Task details:
Would you please copy out each entry exactly?

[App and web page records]
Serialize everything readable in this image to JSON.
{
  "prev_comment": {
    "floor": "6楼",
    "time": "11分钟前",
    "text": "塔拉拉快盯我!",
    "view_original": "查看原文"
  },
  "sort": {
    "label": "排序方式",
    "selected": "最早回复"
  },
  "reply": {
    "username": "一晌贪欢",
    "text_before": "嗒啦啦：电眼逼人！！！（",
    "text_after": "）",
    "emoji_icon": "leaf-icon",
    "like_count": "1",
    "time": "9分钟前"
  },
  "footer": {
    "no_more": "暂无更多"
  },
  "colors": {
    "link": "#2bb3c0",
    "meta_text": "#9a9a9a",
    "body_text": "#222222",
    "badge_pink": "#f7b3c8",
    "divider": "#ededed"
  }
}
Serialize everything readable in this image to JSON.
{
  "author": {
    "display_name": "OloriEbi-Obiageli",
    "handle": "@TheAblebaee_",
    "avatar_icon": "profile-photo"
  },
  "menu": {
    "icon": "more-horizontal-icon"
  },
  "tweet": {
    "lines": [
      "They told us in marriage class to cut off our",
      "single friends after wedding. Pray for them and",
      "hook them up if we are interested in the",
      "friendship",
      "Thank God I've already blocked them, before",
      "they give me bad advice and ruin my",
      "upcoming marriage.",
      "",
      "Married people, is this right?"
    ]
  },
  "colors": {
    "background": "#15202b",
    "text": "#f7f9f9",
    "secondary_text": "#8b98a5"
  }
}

Completed task:
Serialize everything readable in this image to JSON.
{
  "prev_comment": {
    "floor": "6楼",
    "time": "11分钟前",
    "text": "塔拉拉快盯我!",
    "view_original": "查看原文"
  },
  "sort": {
    "label": "排序方式",
    "selected": "最早回复"
  },
  "reply": {
    "username": "一晌贪欢",
    "text_before": "嗒啦啦：电眼逼人！！！（",
    "text_after": "）",
    "emoji_icon": "leaf-icon",
    "like_count": "1",
    "time": "9分钟前"
  },
  "footer": {
    "no_more": "暂无更多"
  },
  "colors": {
    "link": "#2bb3c0",
    "meta_text": "#9a9a9a",
    "body_text": "#222222",
    "badge_pink": "#f7b3c8",
    "divider": "#ededed"
  }
}
Serialize everything readable in this image to JSON.
{
  "author": {
    "display_name": "OloriEbi-Obiageli",
    "handle": "@TheAblebaee_",
    "avatar_icon": "profile-photo"
  },
  "menu": {
    "icon": "more-horizontal-icon"
  },
  "tweet": {
    "lines": [
      "They told us in marriage class to cut off our",
      "single friends after wedding. Pray for them and",
      "hook them up if we are interested in the",
      "friendship",
      "Thank God I've already blocked them, before",
      "they give me bad advice and ruin my",
      "upcoming marriage.",
      "",
      "Married people, is this right?"
    ]
  },
  "colors": {
    "background": "#15202b",
    "text": "#f7f9f9",
    "secondary_text": "#8b98a5"
  }
}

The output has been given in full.